2.4 Statistical Analysis
All statistical analyses were performed using SPSS Release 22 (SPSS Inc., Chicago, IL, USA). All continuous variables were described with mean ± standard deviation. The normality test was performed using the Kolmogorov-Smirnov test and variables with positively skewed distributions were log10 transformed before inferential analysis. Walking stability variables were first adjusted to walking speed to remove the influence of gait speed [22,23]. One-way ANOVA was performed to test the differences of gait variables between BPPV patients and healthy controls.
2.5 Classification model of BPPV severity
A machine-learning based model was built for the classification of DHI subgroups of BPPV disease automatically.
Feature selection: To improve the performance of classification model, the gait variables that showed significant differences between BPPV patients and healthy controls were used as feature selection set for BPPV severity classification model. One-way ANOVA was used to further identify the model features by analyzing the significant differences of the gait variables among three disease stages of BPPV by DHI scores.
Model training: Support vector machine (SVM) with a linear kernel was used to build the model due to its good performance with high dimensional data, high signal to noise ratio , and it outperformed other machine learning algorithms, i.e. multi-layer perceptron and the k-nearest neighbors in training gait data .
Model validation: Repeated 5-fold cross-validation was performed to evaluate the model performance, meaning that the dataset was split into 5 subsets, where 4 subsets were used for training the model and the remaining subset was used as an independent validation set. This training and validation were repeated 5 times where each time a different independent validation set was used.
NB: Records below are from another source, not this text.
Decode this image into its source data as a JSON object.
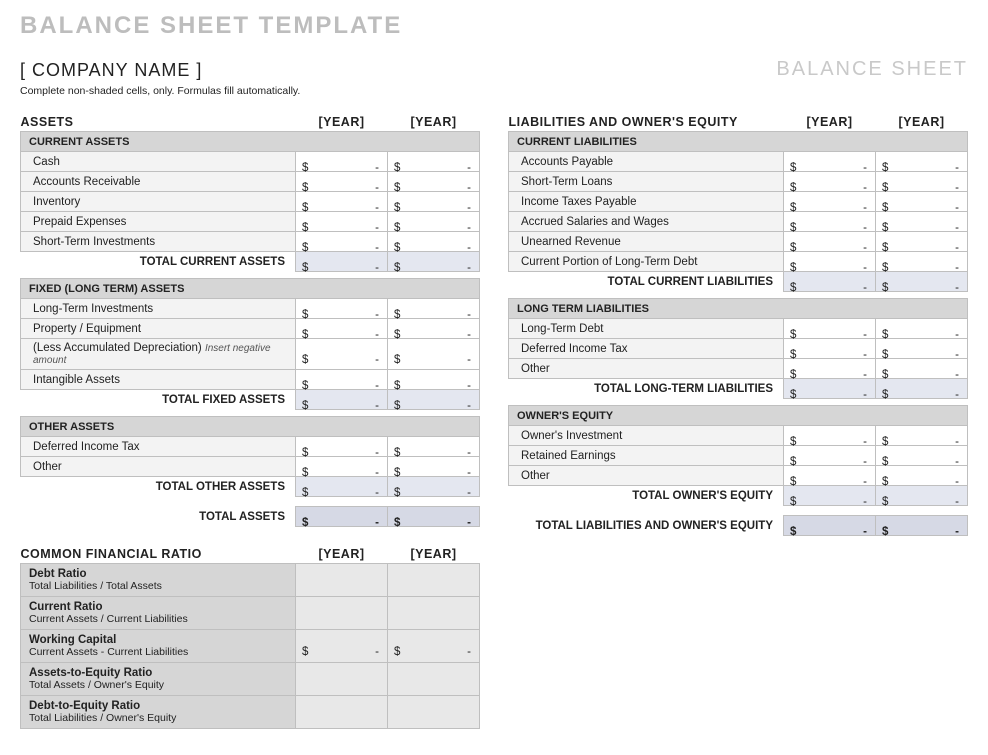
{
  "title": "BALANCE SHEET TEMPLATE",
  "company": "[ COMPANY NAME ]",
  "docLabel": "BALANCE SHEET",
  "instruction": "Complete non-shaded cells, only.  Formulas fill automatically.",
  "yearHeader": "[YEAR]",
  "currency": "$",
  "dash": "-",
  "assets": {
    "heading": "ASSETS",
    "current": {
      "heading": "CURRENT ASSETS",
      "items": [
        {
          "label": "Cash"
        },
        {
          "label": "Accounts Receivable"
        },
        {
          "label": "Inventory"
        },
        {
          "label": "Prepaid Expenses"
        },
        {
          "label": "Short-Term Investments"
        }
      ],
      "total": "TOTAL CURRENT ASSETS"
    },
    "fixed": {
      "heading": "FIXED (LONG TERM) ASSETS",
      "items": [
        {
          "label": "Long-Term Investments"
        },
        {
          "label": "Property / Equipment"
        },
        {
          "label": "(Less Accumulated Depreciation)",
          "note": "Insert negative amount"
        },
        {
          "label": "Intangible Assets"
        }
      ],
      "total": "TOTAL FIXED ASSETS"
    },
    "other": {
      "heading": "OTHER ASSETS",
      "items": [
        {
          "label": "Deferred Income Tax"
        },
        {
          "label": "Other"
        }
      ],
      "total": "TOTAL OTHER ASSETS"
    },
    "grandTotal": "TOTAL ASSETS"
  },
  "ratios": {
    "heading": "COMMON FINANCIAL RATIO",
    "items": [
      {
        "title": "Debt Ratio",
        "sub": "Total Liabilities / Total Assets",
        "showVal": false
      },
      {
        "title": "Current Ratio",
        "sub": "Current Assets / Current Liabilities",
        "showVal": false
      },
      {
        "title": "Working Capital",
        "sub": "Current Assets - Current Liabilities",
        "showVal": true
      },
      {
        "title": "Assets-to-Equity Ratio",
        "sub": "Total Assets / Owner's Equity",
        "showVal": false
      },
      {
        "title": "Debt-to-Equity Ratio",
        "sub": "Total Liabilities / Owner's Equity",
        "showVal": false
      }
    ]
  },
  "liab": {
    "heading": "LIABILITIES AND OWNER'S EQUITY",
    "current": {
      "heading": "CURRENT LIABILITIES",
      "items": [
        {
          "label": "Accounts Payable"
        },
        {
          "label": "Short-Term Loans"
        },
        {
          "label": "Income Taxes Payable"
        },
        {
          "label": "Accrued Salaries and Wages"
        },
        {
          "label": "Unearned Revenue"
        },
        {
          "label": "Current Portion of Long-Term Debt"
        }
      ],
      "total": "TOTAL CURRENT LIABILITIES"
    },
    "longterm": {
      "heading": "LONG TERM LIABILITIES",
      "items": [
        {
          "label": "Long-Term Debt"
        },
        {
          "label": "Deferred Income Tax"
        },
        {
          "label": "Other"
        }
      ],
      "total": "TOTAL LONG-TERM LIABILITIES"
    },
    "equity": {
      "heading": "OWNER'S EQUITY",
      "items": [
        {
          "label": "Owner's Investment"
        },
        {
          "label": "Retained Earnings"
        },
        {
          "label": "Other"
        }
      ],
      "total": "TOTAL OWNER'S EQUITY"
    },
    "grandTotal": "TOTAL LIABILITIES AND OWNER'S EQUITY"
  }
}
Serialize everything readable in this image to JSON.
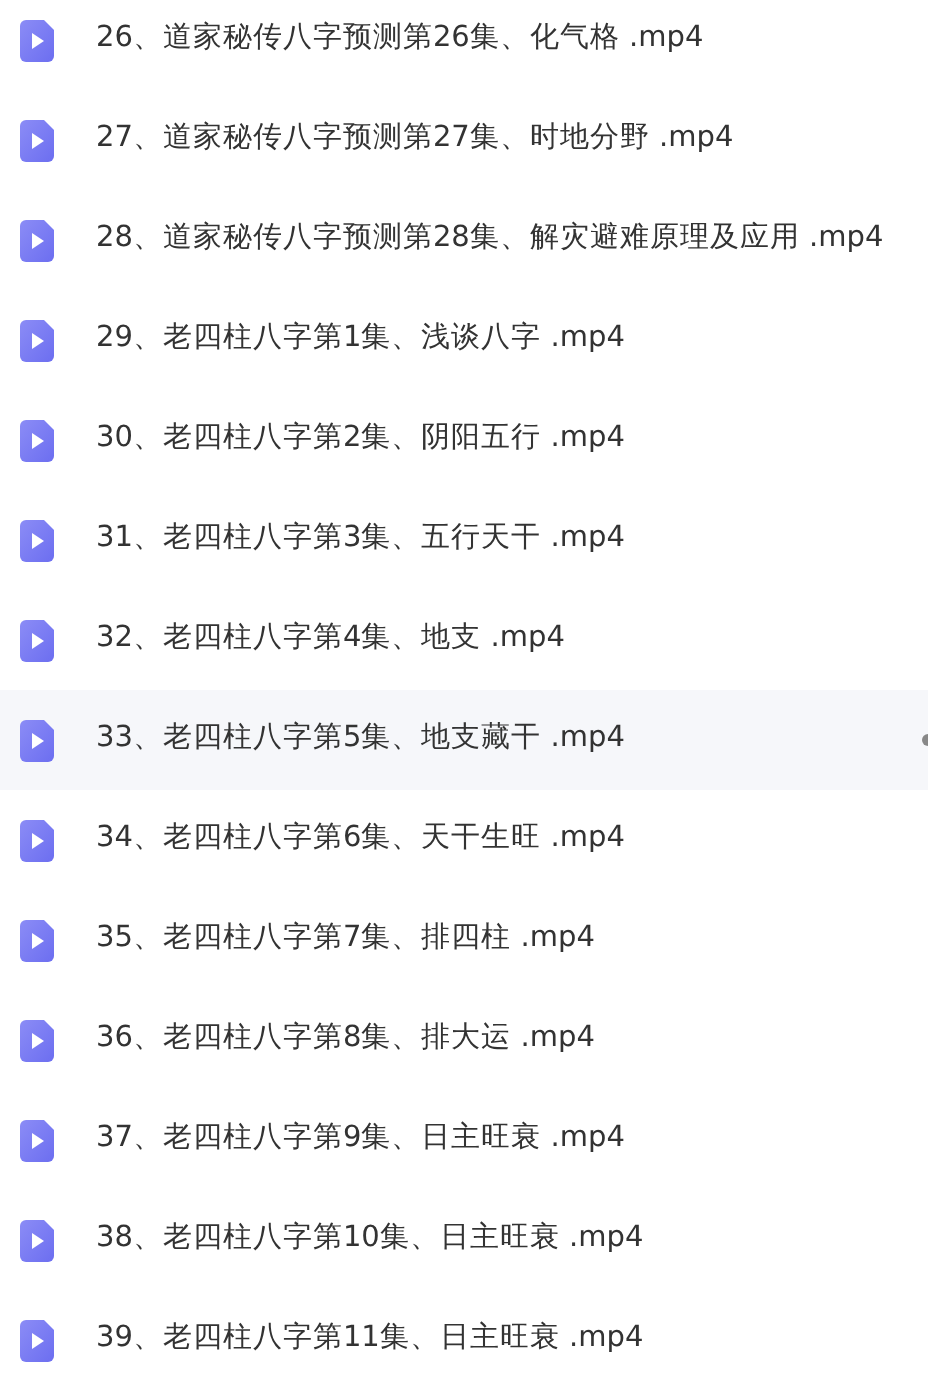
{
  "files": [
    {
      "name": "26、道家秘传八字预测第26集、化气格 .mp4",
      "selected": false
    },
    {
      "name": "27、道家秘传八字预测第27集、时地分野 .mp4",
      "selected": false
    },
    {
      "name": "28、道家秘传八字预测第28集、解灾避难原理及应用 .mp4",
      "selected": false
    },
    {
      "name": "29、老四柱八字第1集、浅谈八字 .mp4",
      "selected": false
    },
    {
      "name": "30、老四柱八字第2集、阴阳五行 .mp4",
      "selected": false
    },
    {
      "name": "31、老四柱八字第3集、五行天干 .mp4",
      "selected": false
    },
    {
      "name": "32、老四柱八字第4集、地支 .mp4",
      "selected": false
    },
    {
      "name": "33、老四柱八字第5集、地支藏干 .mp4",
      "selected": true
    },
    {
      "name": "34、老四柱八字第6集、天干生旺 .mp4",
      "selected": false
    },
    {
      "name": "35、老四柱八字第7集、排四柱 .mp4",
      "selected": false
    },
    {
      "name": "36、老四柱八字第8集、排大运 .mp4",
      "selected": false
    },
    {
      "name": "37、老四柱八字第9集、日主旺衰 .mp4",
      "selected": false
    },
    {
      "name": "38、老四柱八字第10集、日主旺衰 .mp4",
      "selected": false
    },
    {
      "name": "39、老四柱八字第11集、日主旺衰 .mp4",
      "selected": false
    }
  ]
}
The receiver operating characteristic (ROC) curve and accuracy (AUC) were used to evaluate the model performance in each fold.